Friday evening provides an opportunity when “3” opens at the Detroit Artists Market. This small group show for the first time pulls together three women of outsized importance on the Detroit art scene — print maker Kathryn Brackett Luchs, sculptor Lois Teicher and ceramicist Marie Woo.
“Kathy does these huge, huge prints, while Lois, who’s in her early 70s, does steel sculpture,” says DAM exhibitions director Gary Eleinko. “And how many women do that?”
As for Woo, Eleinko says, “I’ve always admired Marie for constantly pushing her art in new directions,” often investing her ceramics with an amusingly sculptural twist.
Opening Sunday afternoon at the Marygrove College Art Gallery will be a group show, “Photography & Digital Imagery,” with the work of more than 20 area photographers and videographers.

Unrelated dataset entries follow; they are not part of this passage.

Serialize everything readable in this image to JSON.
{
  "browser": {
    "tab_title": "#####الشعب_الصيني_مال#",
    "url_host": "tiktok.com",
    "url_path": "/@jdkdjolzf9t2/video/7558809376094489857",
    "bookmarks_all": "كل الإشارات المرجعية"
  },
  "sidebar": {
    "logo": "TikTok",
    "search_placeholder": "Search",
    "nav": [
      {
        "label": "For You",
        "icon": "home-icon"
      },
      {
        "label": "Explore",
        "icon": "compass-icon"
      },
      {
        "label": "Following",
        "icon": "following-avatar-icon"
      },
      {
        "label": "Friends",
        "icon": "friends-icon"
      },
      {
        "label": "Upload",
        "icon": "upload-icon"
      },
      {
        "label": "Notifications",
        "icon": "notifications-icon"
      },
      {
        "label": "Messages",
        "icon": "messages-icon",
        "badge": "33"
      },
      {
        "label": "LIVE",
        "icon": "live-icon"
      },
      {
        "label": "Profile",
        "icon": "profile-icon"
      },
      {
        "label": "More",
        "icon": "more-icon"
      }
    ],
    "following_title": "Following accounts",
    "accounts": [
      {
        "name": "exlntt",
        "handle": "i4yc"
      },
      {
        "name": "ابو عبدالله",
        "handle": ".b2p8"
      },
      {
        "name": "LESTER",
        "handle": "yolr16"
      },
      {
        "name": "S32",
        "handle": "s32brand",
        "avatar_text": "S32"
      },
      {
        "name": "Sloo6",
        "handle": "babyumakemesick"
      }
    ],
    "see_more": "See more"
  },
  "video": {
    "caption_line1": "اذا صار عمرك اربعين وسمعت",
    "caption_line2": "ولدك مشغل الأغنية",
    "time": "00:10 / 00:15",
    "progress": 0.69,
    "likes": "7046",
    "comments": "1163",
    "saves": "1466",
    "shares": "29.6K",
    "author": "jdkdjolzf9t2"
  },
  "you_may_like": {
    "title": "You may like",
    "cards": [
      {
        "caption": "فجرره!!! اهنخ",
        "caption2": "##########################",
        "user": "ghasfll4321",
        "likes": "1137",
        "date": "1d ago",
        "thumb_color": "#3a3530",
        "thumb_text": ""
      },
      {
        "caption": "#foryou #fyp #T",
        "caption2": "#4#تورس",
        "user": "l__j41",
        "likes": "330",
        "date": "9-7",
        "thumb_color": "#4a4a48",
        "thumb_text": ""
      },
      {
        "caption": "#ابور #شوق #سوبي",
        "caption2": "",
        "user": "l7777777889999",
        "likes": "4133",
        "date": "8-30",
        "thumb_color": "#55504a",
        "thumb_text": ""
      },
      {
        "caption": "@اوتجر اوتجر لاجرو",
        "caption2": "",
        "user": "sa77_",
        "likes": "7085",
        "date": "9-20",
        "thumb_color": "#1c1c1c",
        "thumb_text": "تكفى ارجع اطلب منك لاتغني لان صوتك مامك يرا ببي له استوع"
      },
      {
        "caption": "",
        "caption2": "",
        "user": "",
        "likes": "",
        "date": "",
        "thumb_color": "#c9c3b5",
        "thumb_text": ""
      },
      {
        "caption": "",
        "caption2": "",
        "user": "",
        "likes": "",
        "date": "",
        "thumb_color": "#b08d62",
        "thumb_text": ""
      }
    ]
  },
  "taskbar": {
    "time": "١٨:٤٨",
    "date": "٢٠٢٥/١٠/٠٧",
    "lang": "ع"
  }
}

Among them is Ann Arbor documentary photographer Janice Milhem, whose portraits of Detroiters pack a sort of one-two punch. Take a look at “Allen,” her emotionally raw shot of a homeless man living at the Packard Plant and see if you don’t agree.
Another group show, “Terra Nullius (Land That Belongs to No One),” this one at the Birmingham Bloomfield Art Center, features the work of Janie Paul, Robert Platt, Endi Poskovic, Nancy Thayer and Russell Thayer, all faculty at the University of Michigan School of Art & Design.
Curated by Nancy Thayer, the show is loosely organized around the impact landscape has on the human experience — not a surprising choice given Thayer’s moody paintings of far-off horizon lines. “Terra,” which includes artifacts that range from painting to film to sculpture, runs through Feb. 28.
In what BBAC president Annie VanGelderen calls “a nice juxtaposition,” the faculty show rubs elbows with a student show from the best from BBAC’s adult classes. Curated by Mary Fortuna from Rochester’s Paint Creek Center for the Arts, “BBAC: Current Student Works” runs through Feb. 28.
Continuing this “best” theme, Ferndale’s Lawrence Street Gallery hosts its “Best of the Best” exhibit through Jan. 31. The show displays works by 11 artists, including painter Jud Coveyou and photographer James Ritchie. All the show’s artists took prizes in one of the quarterly juried shows the gallery held last year.
Those fired up about ceramic glazes will want to check out Pewabic Pottery’s “State of Flux,” a five-person show that explores new techniques and methods in pottery work. “State of Flux” comes down March 9.
With “16 + 16,” Ann Arbor’s WSG Gallery gives the group-show thing a nifty twist. Up through Feb. 15, this high-concept exhibit features the work of 16 member artists, each of whom has chosen a companion artist to exhibit alongside them.
Back in Detroit, the legendary Scarab Club has two shows up right now: A solo show from rock-poster king Gary Grimshaw, who died Monday, is on the first floor, and Charles Alexander’s “Art Bi-Polar” on the second floor. Each will be up through Feb. 15. “It’s sad and poignant Gary couldn’t be here,” says exhibitions director Treena Flannery-Ericson. “He was so looking forward to signing one of our beams.” (His signature, she added, will be transferred to a beam in any case.)
Alexander works in doodles and hieroglyphs, a neo-psychedelic style that channels the optimism of a radical artistic era some 40 years ago. Of his richly detailed paintings, Alexander says, “There’s little conscious planning as I create my art. I work intuitively and rather quickly.”
Two shows will have opening receptions starting at 7 p.m. Friday at Rochester’s Paint Creek. There’s “Surface/Space” with Detroit fiber artist Lynn Bennett-Carpenter and Ohioan painters Matthew Hunt and Keri Mortimer, and “Print,” with works from printmaker Alexander Buzzalini, whose work often looks whimsical from a distance but turns out to be unsettling up close.
And finally, it’s a full month of gallery fun. On Jan. 31, Birmingham photographer Laurie Tennent’s unearthly close-ups of common garden flowers will open with a reception at Cranbrook House in Bloomfield Hills. “Botanicals,” which was shot in the Cranbrook House gardens, will be up through Feb. 28.
Birmingham Bloomfield Art Center
1516 S. Cranbrook, Birmingham
380 Lone Pine Bloomfield Hills
Detroit Artists Market
4719 Woodward, Detroit
Lawrence Street Gallery
22620 Woodward, Ferndale
Marygrove College Art Gallery
Liberal Arts Building, Fourth floor
8425 W. McNichols, Detroit
Paint Creek Center for the Arts
407 Pine, Rochester
10125 E Jefferson, Detroit
217 Farnsworth, Detroit
306 S Main, Ann Arbor